There are TWO types of amps, solid state amps and valve amps.
Go for valve amps because of the texture and warmth they bring out in the output signal.
It is also a good idea to actually research amps by experimenting with both types.
Two decade ago solid state amps weren’t able to match the sound quality that a valve amp would produce.
Nowadays technology is pretty advanced and the majority of solid state amps can pretty much match the sound quality of valve amps.
In terms of wattage, don’t really worry about getting an amp with a lot of wattage.
Basically, even something between 25 watts and 40 watts is perfectly fine for recording bass at home.
I have tried out a lot of these bass amps, the one I currently use is the Orange Crush Bass 25w Bass Guitar Combo Amplifier.
It is great tool and it delivers a really improved warm low end response. So you definitely want to check that out.
Choosing the right microphone
Once you pick out which bass amp you intend to use you can then go on and choose a microphone to go with it.
You’re better off going for a dynamic microphone because it can pick up a wider array of frequencies.
A ribbon microphone is also a good choice, the only drawback is that they are quite expensive and they are pretty delicate compared to dynamic microphones.
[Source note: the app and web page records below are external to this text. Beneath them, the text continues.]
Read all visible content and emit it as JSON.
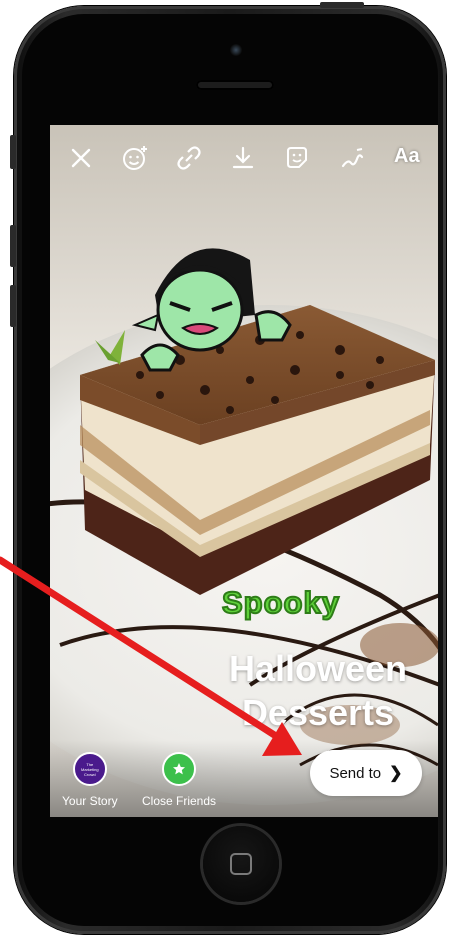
{
  "toolbar": {
    "close_icon": "close-icon",
    "stickers_icon": "face-sparkle-icon",
    "link_icon": "link-icon",
    "download_icon": "download-icon",
    "sticker_icon": "sticker-icon",
    "draw_icon": "scribble-icon",
    "text_label": "Aa"
  },
  "story": {
    "sticker_text": "Spooky",
    "caption_line1": "Halloween",
    "caption_line2": "Desserts"
  },
  "share": {
    "your_story_label": "Your Story",
    "your_story_avatar_text": "The Marketing Crowd",
    "close_friends_label": "Close Friends",
    "send_label": "Send to"
  },
  "colors": {
    "annotation_arrow": "#e61e1e",
    "close_friends_green": "#3cc04b",
    "your_story_purple": "#4a1a8c"
  }
}
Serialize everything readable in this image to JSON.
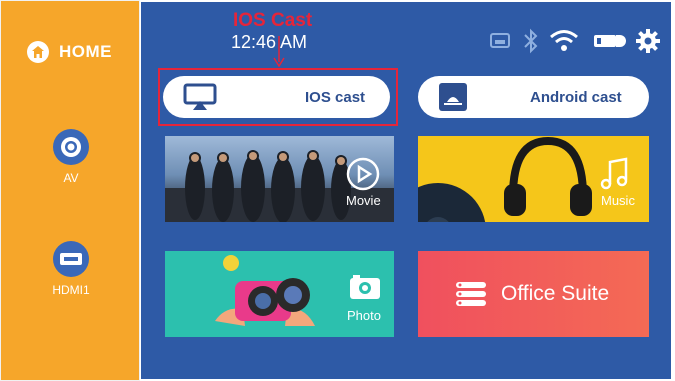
{
  "sidebar": {
    "home_label": "HOME",
    "items": [
      {
        "label": "AV"
      },
      {
        "label": "HDMI1"
      }
    ]
  },
  "header": {
    "time": "12:46 AM",
    "status_icons": [
      "ethernet-icon",
      "bluetooth-icon",
      "wifi-icon",
      "battery-icon",
      "gear-icon"
    ]
  },
  "annotation": {
    "label": "IOS Cast"
  },
  "cast": {
    "ios_label": "IOS cast",
    "android_label": "Android cast"
  },
  "tiles": {
    "movie": "Movie",
    "music": "Music",
    "photo": "Photo",
    "office": "Office Suite"
  },
  "colors": {
    "sidebar": "#f6a62a",
    "main": "#2e5aa6",
    "annotation": "#e5253a",
    "music_tile": "#f5c61a",
    "photo_tile": "#2cc0ae",
    "office_tile": "#f0505e"
  }
}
I recommend an AKG D112 or Shure Beta52A microphone for recording bass.
These mics are durable and they will work well both in studio and in live performance.
This is really a good time to experiment around your studio, try recording your bass in different areas of the studio.
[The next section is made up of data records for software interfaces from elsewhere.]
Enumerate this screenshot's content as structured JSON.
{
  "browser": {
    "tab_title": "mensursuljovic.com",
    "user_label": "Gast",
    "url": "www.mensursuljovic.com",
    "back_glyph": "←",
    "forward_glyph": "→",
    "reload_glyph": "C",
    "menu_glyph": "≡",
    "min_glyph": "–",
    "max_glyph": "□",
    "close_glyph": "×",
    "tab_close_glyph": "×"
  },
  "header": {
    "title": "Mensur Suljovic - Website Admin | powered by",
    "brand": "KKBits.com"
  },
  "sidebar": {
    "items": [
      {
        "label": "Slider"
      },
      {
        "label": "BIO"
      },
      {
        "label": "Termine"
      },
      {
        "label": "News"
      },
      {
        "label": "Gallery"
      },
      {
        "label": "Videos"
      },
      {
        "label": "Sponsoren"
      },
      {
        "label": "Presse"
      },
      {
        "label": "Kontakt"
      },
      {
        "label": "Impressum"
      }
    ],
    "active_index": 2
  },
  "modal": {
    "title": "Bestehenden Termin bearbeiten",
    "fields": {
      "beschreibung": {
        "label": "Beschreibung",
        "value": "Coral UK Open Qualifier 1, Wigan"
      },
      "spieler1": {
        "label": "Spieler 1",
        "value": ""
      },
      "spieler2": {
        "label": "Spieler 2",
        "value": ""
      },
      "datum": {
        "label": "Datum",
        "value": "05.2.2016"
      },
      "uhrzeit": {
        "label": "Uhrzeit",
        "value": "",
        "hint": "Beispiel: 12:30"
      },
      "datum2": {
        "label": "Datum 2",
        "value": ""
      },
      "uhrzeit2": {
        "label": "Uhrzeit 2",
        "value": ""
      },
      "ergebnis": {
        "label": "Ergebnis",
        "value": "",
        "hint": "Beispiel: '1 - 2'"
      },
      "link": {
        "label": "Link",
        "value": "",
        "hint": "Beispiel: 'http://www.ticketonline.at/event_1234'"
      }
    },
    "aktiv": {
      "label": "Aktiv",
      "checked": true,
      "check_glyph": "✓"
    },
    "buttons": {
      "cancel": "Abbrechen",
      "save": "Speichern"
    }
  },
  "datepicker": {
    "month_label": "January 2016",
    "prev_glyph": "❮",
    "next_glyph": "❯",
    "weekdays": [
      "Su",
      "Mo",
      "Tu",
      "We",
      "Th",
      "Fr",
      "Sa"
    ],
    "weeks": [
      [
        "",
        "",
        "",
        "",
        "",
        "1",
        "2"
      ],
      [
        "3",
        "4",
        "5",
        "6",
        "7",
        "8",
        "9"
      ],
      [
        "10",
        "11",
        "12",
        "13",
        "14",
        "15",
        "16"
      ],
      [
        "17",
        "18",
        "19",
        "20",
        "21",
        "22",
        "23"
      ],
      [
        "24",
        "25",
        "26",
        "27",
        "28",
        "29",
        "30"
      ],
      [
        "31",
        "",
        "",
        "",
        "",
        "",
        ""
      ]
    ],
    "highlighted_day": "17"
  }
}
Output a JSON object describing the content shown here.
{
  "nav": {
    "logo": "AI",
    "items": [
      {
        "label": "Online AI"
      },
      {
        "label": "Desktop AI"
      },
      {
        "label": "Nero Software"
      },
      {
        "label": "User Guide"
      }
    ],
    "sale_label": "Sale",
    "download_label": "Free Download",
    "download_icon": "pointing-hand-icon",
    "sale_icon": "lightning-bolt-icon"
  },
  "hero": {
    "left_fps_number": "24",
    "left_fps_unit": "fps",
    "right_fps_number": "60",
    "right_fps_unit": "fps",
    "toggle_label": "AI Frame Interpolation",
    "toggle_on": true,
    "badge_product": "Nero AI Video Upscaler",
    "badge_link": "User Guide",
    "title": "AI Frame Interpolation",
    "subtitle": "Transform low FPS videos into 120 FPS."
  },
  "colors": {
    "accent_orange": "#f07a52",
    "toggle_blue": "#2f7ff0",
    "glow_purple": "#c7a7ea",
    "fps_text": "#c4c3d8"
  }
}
Microphone placement depends on things like:
- Size of the room
- Is it a hard floor?
- Is the floor carpeted?
- Acoustic treatment
Try and use the dynamic mic a little closer to the speaker in order to avoid other sounds from being picked up.
I recommend using high quality headphones when experimenting with mic placement in order for you to listen to how it sounds in your DAW.
Try using headphones that are meant for listening to music rather than recording it, because most of the time recording headphones tend to exaggerate the bass.
There’s really nothing worse than the bass sounding great in your headphones, but sounding thin when you try to play it with your laptop speakers or different headphones.
Check out off-axis mic placement
Check out on-axis mic placement
4. Recording with DI Box and Microphone
Using a DI Box and a microphone at the same time is a great option if you’re looking to get the best sound possible. It is a really good option if you have the equipment.
In this situation you need an audio interface that has more than one input channel, so you can run one line from the DI Box into one input channel and record the direct sound and record a mic’ed up amp track into another input channel.
Watch out for something called the Phasing Effect when recording your bass like this.
This effect occurs when you have two tracks playing the same thing simultaneously and the waveforms aren’t identical, because of the time that sound takes to travel through the air from the speaker cab to the mic which is approximately a millisecond per foot travelled.
You need to listen carefully to the sound that is being recorded in your daw and consider changing the mics position, and also check to see how the wavelengths match up in the DAW.
TIPS TO REMEMBER WHEN RECORDING BASS AT HOME:
- Avoid over compressing or limiting, if you over compress while recording the finger and fret noises can become more prominent and hence difficult to edit out. It’s better if you leave the compression for later after the recording is done.
- Experiment with your microphone and find the spot in which you can record properly.
- After the bass recording is done, you can use some effects on the bass in order to enhance it and make it sound better.
- Avoid putting the DI Box on top of the amp, the magnets that are in the amp will interfere with transformer in the DI Box and hence produce unwanted noises.
- Deal with equipment issues before recording, so you don’t have to restart the recording process again if it turns out glitch or noisy.
- Practice as much you can.
Related Articles You Might Find Helpful
Why Does My Bass Sound Boomy? (Learn How To Fix It)
Additional Helpful Resources
How to Record: Bass Guitar | MusicTech
5 Tips to Record Bass Guitar Like a Pro | Black Ghost Audio